** Opening Input data block **
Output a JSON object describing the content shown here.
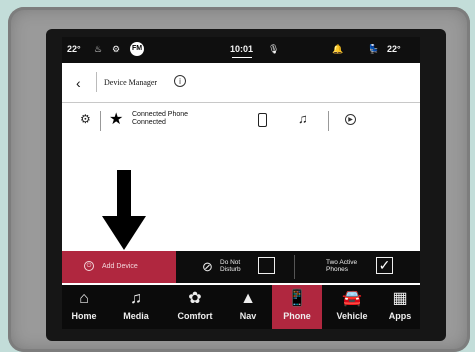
{
  "status": {
    "temp_left": "22°",
    "temp_right": "22°",
    "radio_badge": "FM",
    "clock": "10:01"
  },
  "header": {
    "back_symbol": "‹",
    "title": "Device Manager",
    "info_symbol": "i"
  },
  "device": {
    "name": "Connected Phone",
    "status": "Connected"
  },
  "options": {
    "add_device": "Add Device",
    "dnd_line1": "Do Not",
    "dnd_line2": "Disturb",
    "two_line1": "Two Active",
    "two_line2": "Phones",
    "dnd_checked": false,
    "two_checked": true
  },
  "nav": {
    "items": [
      {
        "label": "Home",
        "icon": "home-icon"
      },
      {
        "label": "Media",
        "icon": "music-note-icon"
      },
      {
        "label": "Comfort",
        "icon": "seat-fan-icon"
      },
      {
        "label": "Nav",
        "icon": "navigation-arrow-icon"
      },
      {
        "label": "Phone",
        "icon": "phone-icon"
      },
      {
        "label": "Vehicle",
        "icon": "car-icon"
      },
      {
        "label": "Apps",
        "icon": "grid-icon"
      }
    ],
    "active": "Phone"
  },
  "colors": {
    "accent": "#b0273f",
    "bar_bg": "#0d0d0d",
    "page_bg": "#c3ddd9"
  }
}
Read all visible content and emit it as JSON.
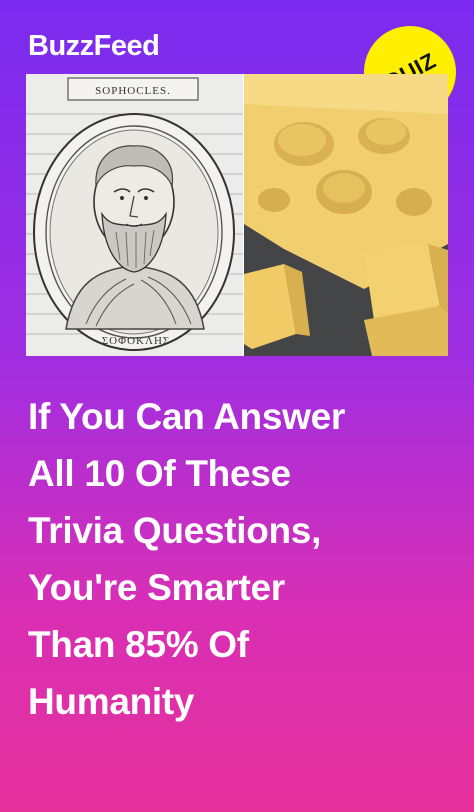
{
  "brand": {
    "name": "BuzzFeed"
  },
  "badge": {
    "label": "QUIZ",
    "color": "#ffef00"
  },
  "images": {
    "left": {
      "caption_top": "SOPHOCLES.",
      "caption_bottom": "ΣΟΦΟΚΛΗΣ",
      "subject": "engraved portrait of Sophocles"
    },
    "right": {
      "subject": "blocks of Swiss cheese"
    }
  },
  "headline": {
    "lines": [
      "If You Can Answer",
      "All 10 Of These",
      "Trivia Questions,",
      "You're Smarter",
      "Than 85% Of",
      "Humanity"
    ]
  },
  "colors": {
    "gradient_top": "#7a2bf0",
    "gradient_bottom": "#e6309a",
    "text": "#ffffff"
  }
}
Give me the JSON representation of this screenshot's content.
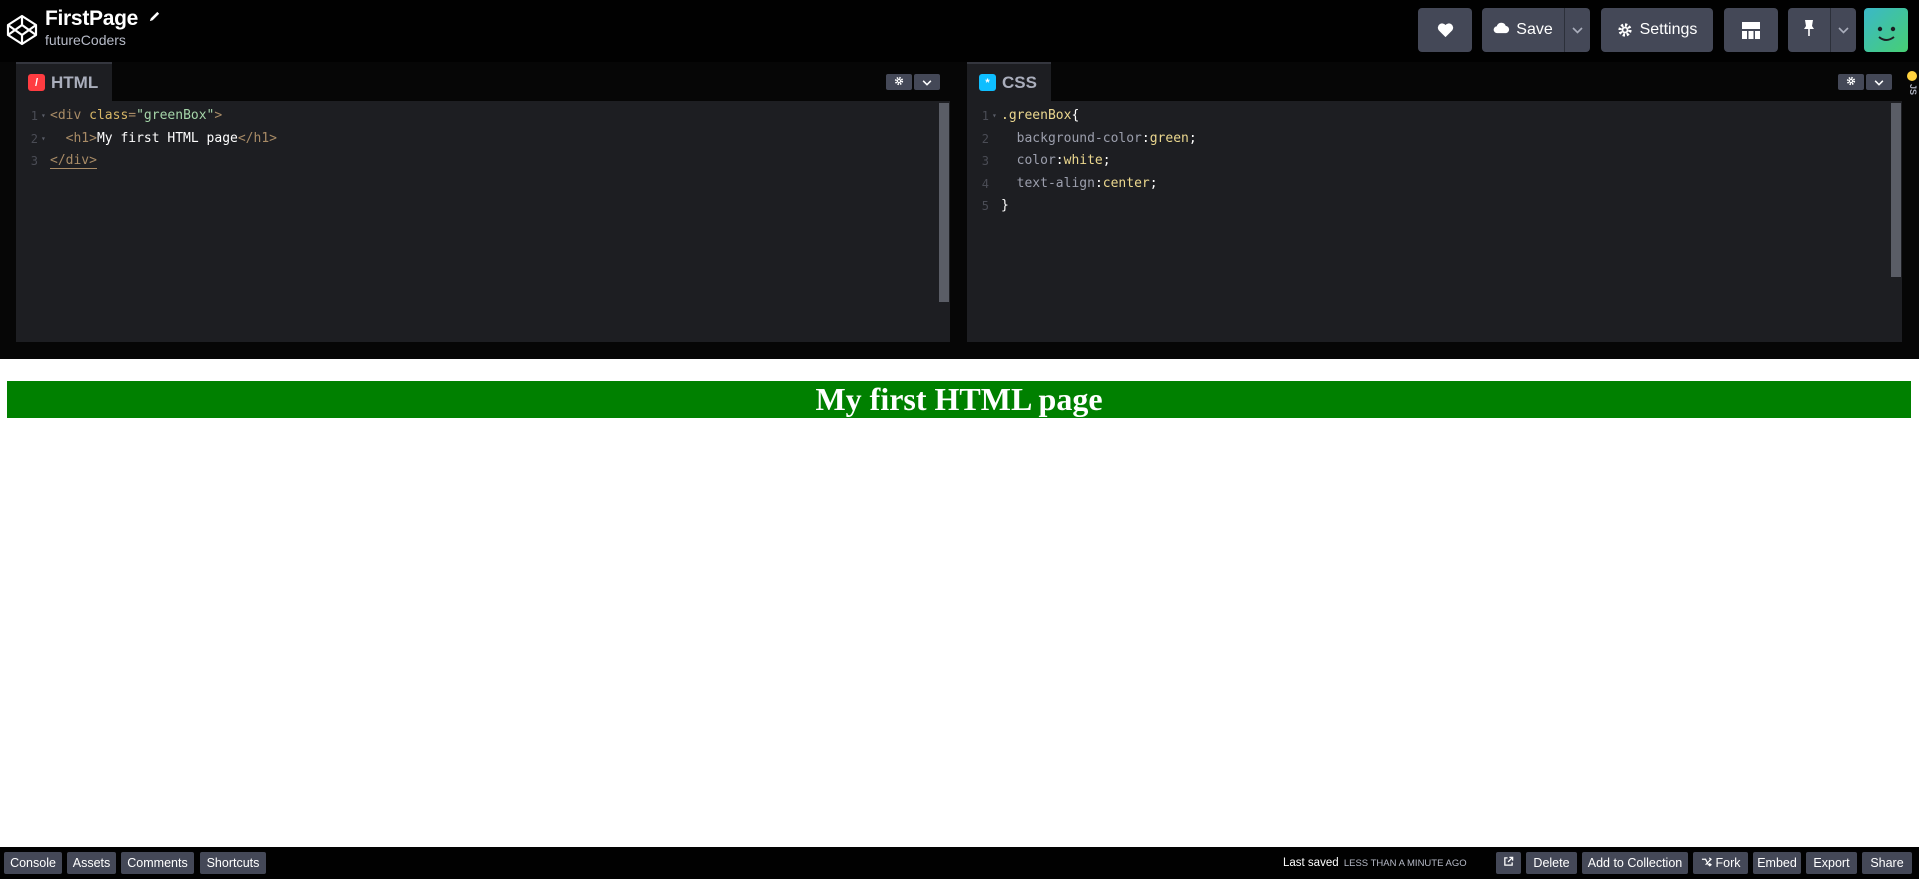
{
  "header": {
    "title": "FirstPage",
    "username": "futureCoders",
    "icons": {
      "logo": "codepen-logo-icon",
      "edit": "pencil-icon"
    },
    "buttons": {
      "like": {
        "icon": "heart-icon"
      },
      "save": {
        "label": "Save",
        "icon": "cloud-icon"
      },
      "settings": {
        "label": "Settings",
        "icon": "gear-icon"
      },
      "layout": {
        "icon": "layout-icon"
      },
      "pin": {
        "icon": "pin-icon"
      }
    }
  },
  "editors": {
    "html": {
      "tab_label": "HTML",
      "icon": "html-icon",
      "accent": "#ff3c41",
      "lines": [
        {
          "num": "1",
          "fold": true,
          "indent": "",
          "parts": [
            {
              "t": "<div ",
              "c": "tag"
            },
            {
              "t": "class",
              "c": "attr"
            },
            {
              "t": "=",
              "c": "tag"
            },
            {
              "t": "\"greenBox\"",
              "c": "str"
            },
            {
              "t": ">",
              "c": "tag"
            }
          ]
        },
        {
          "num": "2",
          "fold": true,
          "indent": "  ",
          "parts": [
            {
              "t": "<h1>",
              "c": "tag"
            },
            {
              "t": "My first HTML page",
              "c": "text"
            },
            {
              "t": "</h1>",
              "c": "tag"
            }
          ]
        },
        {
          "num": "3",
          "fold": false,
          "indent": "",
          "parts": [
            {
              "t": "</div>",
              "c": "tag"
            }
          ]
        }
      ]
    },
    "css": {
      "tab_label": "CSS",
      "icon": "css-icon",
      "accent": "#0ebeff",
      "lines": [
        {
          "num": "1",
          "fold": true,
          "indent": "",
          "parts": [
            {
              "t": ".greenBox",
              "c": "sel"
            },
            {
              "t": "{",
              "c": "punc"
            }
          ]
        },
        {
          "num": "2",
          "fold": false,
          "indent": "  ",
          "parts": [
            {
              "t": "background-color",
              "c": "prop"
            },
            {
              "t": ":",
              "c": "punc"
            },
            {
              "t": "green",
              "c": "val"
            },
            {
              "t": ";",
              "c": "punc"
            }
          ]
        },
        {
          "num": "3",
          "fold": false,
          "indent": "  ",
          "parts": [
            {
              "t": "color",
              "c": "prop"
            },
            {
              "t": ":",
              "c": "punc"
            },
            {
              "t": "white",
              "c": "val"
            },
            {
              "t": ";",
              "c": "punc"
            }
          ]
        },
        {
          "num": "4",
          "fold": false,
          "indent": "  ",
          "parts": [
            {
              "t": "text-align",
              "c": "prop"
            },
            {
              "t": ":",
              "c": "punc"
            },
            {
              "t": "center",
              "c": "val"
            },
            {
              "t": ";",
              "c": "punc"
            }
          ]
        },
        {
          "num": "5",
          "fold": false,
          "indent": "",
          "parts": [
            {
              "t": "}",
              "c": "punc"
            }
          ]
        }
      ]
    },
    "js": {
      "tab_label": "JS"
    }
  },
  "preview": {
    "heading": "My first HTML page",
    "box_color": "#008000"
  },
  "footer": {
    "buttons": {
      "console": "Console",
      "assets": "Assets",
      "comments": "Comments",
      "shortcuts": "Shortcuts",
      "delete": "Delete",
      "add_to_collection": "Add to Collection",
      "fork": "Fork",
      "embed": "Embed",
      "export": "Export",
      "share": "Share"
    },
    "last_saved_label": "Last saved",
    "last_saved_when": "LESS THAN A MINUTE AGO",
    "icons": {
      "open_external": "external-link-icon",
      "fork": "fork-icon"
    }
  }
}
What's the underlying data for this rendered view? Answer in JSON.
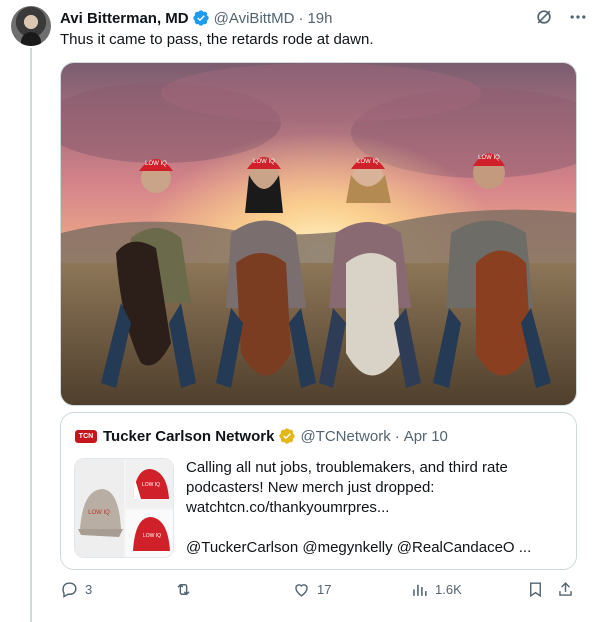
{
  "tweet": {
    "author_name": "Avi Bitterman, MD",
    "handle": "@AviBittMD",
    "separator": "·",
    "time": "19h",
    "text": "Thus it came to pass, the retards rode at dawn.",
    "image_hat_text": "LOW IQ"
  },
  "quote": {
    "logo_text": "TCN",
    "author_name": "Tucker Carlson Network",
    "handle": "@TCNetwork",
    "separator": "·",
    "date": "Apr 10",
    "text": "Calling all nut jobs, troublemakers, and third rate podcasters! New merch just dropped: watchtcn.co/thankyoumrpres...\n\n@TuckerCarlson @megynkelly @RealCandaceO ...",
    "hat_text": "LOW IQ"
  },
  "actions": {
    "replies": "3",
    "retweets": "",
    "likes": "17",
    "views": "1.6K"
  },
  "colors": {
    "verified_blue": "#1d9bf0",
    "gold_badge": "#e2b719",
    "cap_red": "#d0202a"
  }
}
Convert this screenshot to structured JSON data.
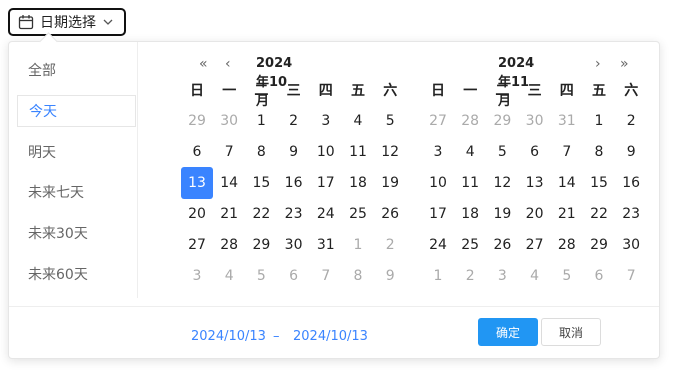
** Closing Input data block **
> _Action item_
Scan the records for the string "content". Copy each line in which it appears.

> _Response to the task_
Output a JSON object describing the content shown here.
Read all visible content and emit it as JSON.
Give me the JSON representation of this screenshot's content.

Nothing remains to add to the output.